Graduation Year


Date of Submission


Document Type

Open Access Senior Thesis

Degree Name

Bachelor of Arts


W.M. Keck Science Department

Second Department


Reader 1

Alyssa Newman

Reader 2

Marion Preest

Rights Information

2020 Angelica M Campos

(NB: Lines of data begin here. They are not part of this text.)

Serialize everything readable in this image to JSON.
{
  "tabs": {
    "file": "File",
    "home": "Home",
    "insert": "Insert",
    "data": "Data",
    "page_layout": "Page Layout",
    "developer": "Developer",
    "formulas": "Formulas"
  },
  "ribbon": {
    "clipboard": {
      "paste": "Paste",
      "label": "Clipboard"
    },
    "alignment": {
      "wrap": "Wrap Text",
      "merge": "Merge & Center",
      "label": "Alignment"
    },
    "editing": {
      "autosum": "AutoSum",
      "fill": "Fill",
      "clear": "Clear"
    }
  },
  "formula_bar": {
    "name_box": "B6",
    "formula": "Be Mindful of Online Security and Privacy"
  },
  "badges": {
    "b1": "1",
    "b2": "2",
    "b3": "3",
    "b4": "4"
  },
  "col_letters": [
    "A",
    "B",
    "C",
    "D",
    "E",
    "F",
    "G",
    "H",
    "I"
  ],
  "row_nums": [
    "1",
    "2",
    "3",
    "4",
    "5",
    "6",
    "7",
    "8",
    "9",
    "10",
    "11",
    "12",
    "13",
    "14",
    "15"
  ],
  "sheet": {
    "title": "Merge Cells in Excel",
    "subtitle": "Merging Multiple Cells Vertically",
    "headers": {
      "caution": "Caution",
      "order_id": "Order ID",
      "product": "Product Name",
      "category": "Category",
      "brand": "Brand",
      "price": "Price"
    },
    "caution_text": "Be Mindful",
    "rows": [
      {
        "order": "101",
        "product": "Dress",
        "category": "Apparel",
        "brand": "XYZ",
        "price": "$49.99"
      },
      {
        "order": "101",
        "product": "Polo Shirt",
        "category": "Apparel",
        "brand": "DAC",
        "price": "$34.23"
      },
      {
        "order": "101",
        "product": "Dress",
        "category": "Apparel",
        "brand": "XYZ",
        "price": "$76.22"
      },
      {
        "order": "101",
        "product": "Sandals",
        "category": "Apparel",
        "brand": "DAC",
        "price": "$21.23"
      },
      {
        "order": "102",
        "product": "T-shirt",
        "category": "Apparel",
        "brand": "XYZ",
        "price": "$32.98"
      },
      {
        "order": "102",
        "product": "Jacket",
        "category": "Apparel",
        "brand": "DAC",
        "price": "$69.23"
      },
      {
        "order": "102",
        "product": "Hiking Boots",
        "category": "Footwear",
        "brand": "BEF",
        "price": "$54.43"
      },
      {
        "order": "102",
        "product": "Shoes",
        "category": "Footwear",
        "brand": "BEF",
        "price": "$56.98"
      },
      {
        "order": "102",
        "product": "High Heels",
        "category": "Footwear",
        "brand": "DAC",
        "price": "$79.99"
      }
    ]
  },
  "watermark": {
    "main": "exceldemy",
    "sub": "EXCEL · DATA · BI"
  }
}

In the last 5 years, Latin America has witnessed a tenacious wave of pañuelo verde and #NiUnaMenos activism. Sparked by increasing mortality rates associated with unsafe, clandestine abortions and femicide, the praxes and fundamental elements of these social movements have proven themselves useful not only in garnering international attention on issues relating to bodily autonomy, but in the synthesis of their respective sociopolitical solutions as well. In the United States, similar efforts have been spearheaded by the lauded reproductive justice framework, which has often been credited for centering the plight of women of color in both reproduction and social justice. In the wake of the Trump administration’s “zero tolerance” immigration policy, which most adversely impacts asylum seekers from Central America, the issues pañuelo verde and #NiUnaMenos activism have long aimed to tackle still prevail. As it stands, the “zero tolerance” policy no longer grants asylum to migrants seeking protection from threats of sexual violence, gang violence or political persecution, thereby turning a blind eye to issues of bodily autonomy altogether. Thus, this thesis proposes the recontextualization of immigration as an issue pertinent to reproductive justice. Further, the present study holds that the contexts of violence migrant Latinas face prior to entry into the United States are important grievances to redress in order to (i) prevent said sociopolitical ailments from replicating domestically, (ii) protect victims of violence-driven migration from potentially facing obstetric, domestic and sexual violence in the United States, and (iii) improve and deepen the commitment the reproductive justice framework makes to women of color in general.